Highly Toxic ‘Invisible Oil’ Made BP’s Deepwater Horizon Spill Even Worse
“Invisible oil” from BP’s horrific Deepwater Horizon catastrophe carried an even bigger, more damaging environmental footprint across the Gulf of Mexico than originally reported, according to new research published as the tenth anniversary of the epic oil spill approaches this April.
The study, published earlier this month in the journal Science, “shows that a significant amount of oil and its toxic footprint moved beyond fishery closures where it was thought to be contained and escaped detection by satellites as it flowed near the Texas shore, west Florida shore, and within a loop current that carries Gulf water around Florida’s southern tip up toward Miami,” the Washington Post reports.
Like this story? Subscribe to The Energy Mix and never miss an edition of our free e-digest.
“Current estimates show the 210 million gallons of oil released by the damaged BP Deepwater Horizon Macondo well spread out over the equivalent of 92,500 miles,” the paper adds. “But the oil’s reach was 30% larger than that estimate, the new study says,” partly due to so-called “invisible oil” that was “concentrated below the water’s surface and toxic enough to destroy 50% of the marine life it encountered.”
“Oil in these concentrations for surface water extended beyond the satellite footprint and fishery closures, potentially exterminating a vast amount of planktonic marine organisms across the domain,” the study stated.
Those findings “show that the government’s understanding of how oil flowed from Deepwater Horizon was limited and that it underestimated the extent to which marine life was killed or poisoned by toxic crude,” the Post says. The revelation comes with the Trump administration “preparing to finalize a sweeping proposal that would allow the oil and gas industry to buy leases in every part of the Atlantic, Pacific, and Arctic oceans, in addition to a leasing expansion in the Gulf.”
The Post traces the findings to a model developed by senior study author Claire Paris-Limouzy, an ocean scientist at the University of Miami’s Rosenstiel School of Marine and Atmospheric Science, that “provided a fuller picture of the oil’s footprint” than the two-dimensional satellite imagery other analysts were using. The more sophisticated model “allowed researchers to trace Deepwater Horizon’s oil from its source and show how it was manipulated by wave action, mixed with ocean plumes, and sank and rose to and from the ocean floor.” That action was augmented when Hurricane Alex brought powerful southerly winds through the Gulf between June 28 and July 1, 2010, “enhancing and mixing and bleaching the Deepwater Horizon oil,” the study said.
After that, Rosenstiel researchers spotted the discrepancy between the satellite images and their own models.
“That is what kicked off our study,” said study co-author and Rosenstiel post-doctoral associate Igal Berenshtein. “The extent was larger than the satellite footprint and the fishery closures” where federal marine scientists had designated contaminated zones. “One of them must be wrong, right? There was strong support that the footprint extended beyond the satellite data and the closures.”

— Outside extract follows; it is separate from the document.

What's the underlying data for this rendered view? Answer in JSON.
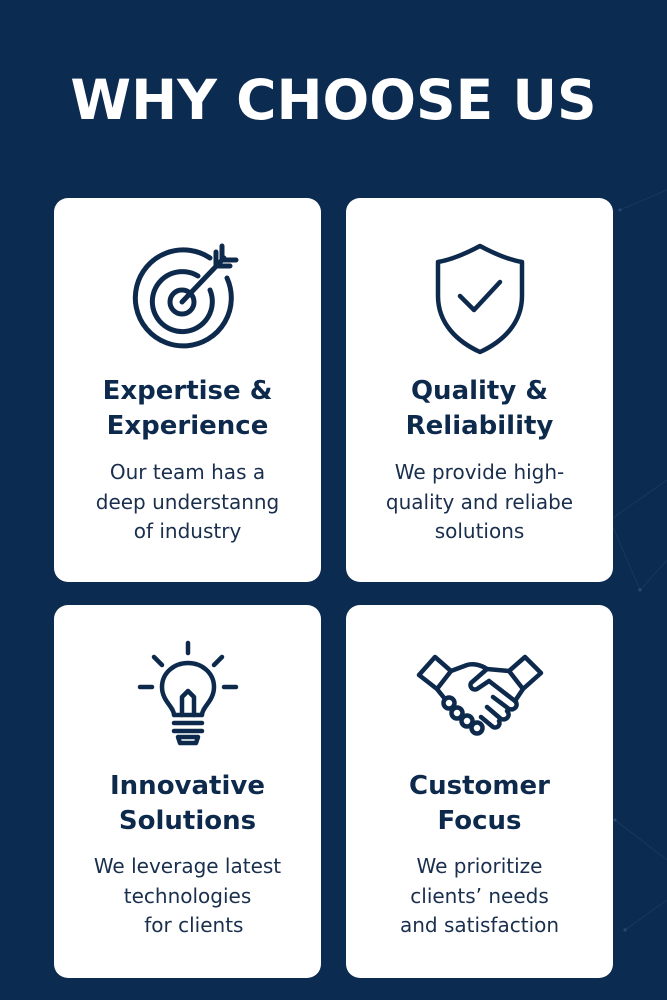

Even though it was less concentrated than the oil on the surface, Berenshtein told the Post the additional contamination was extremely toxic. “Basically, when you have oil combined with ultraviolet light it becomes two times more toxic than oil alone. Oil becomes toxic at very low concentrations.”
And that conclusion “kind of changes the way you think about oil spills,” he added. “I didn’t think this way before I did this study. I assumed the satellite image captures the oil spill, and that’s it. People have to change the way they see this so they know there’s this invisible and toxic component of oil that changes marine life.”
Paris-Limouzy said Deepwater Horizon “was no regular oil spill,” since it “happened in the deep ocean. Between the deep sea floor and the surface is a lot of water,” making the toxic product vulnerable to hurricanes, tropical storms, and natural wave action.
“If you want to respond to this kind of spill, you have to know where the entire mass is, the amount of oil that came out of the well, and know that the footprint is not only on the surface, but in three dimensions,” she told the Post.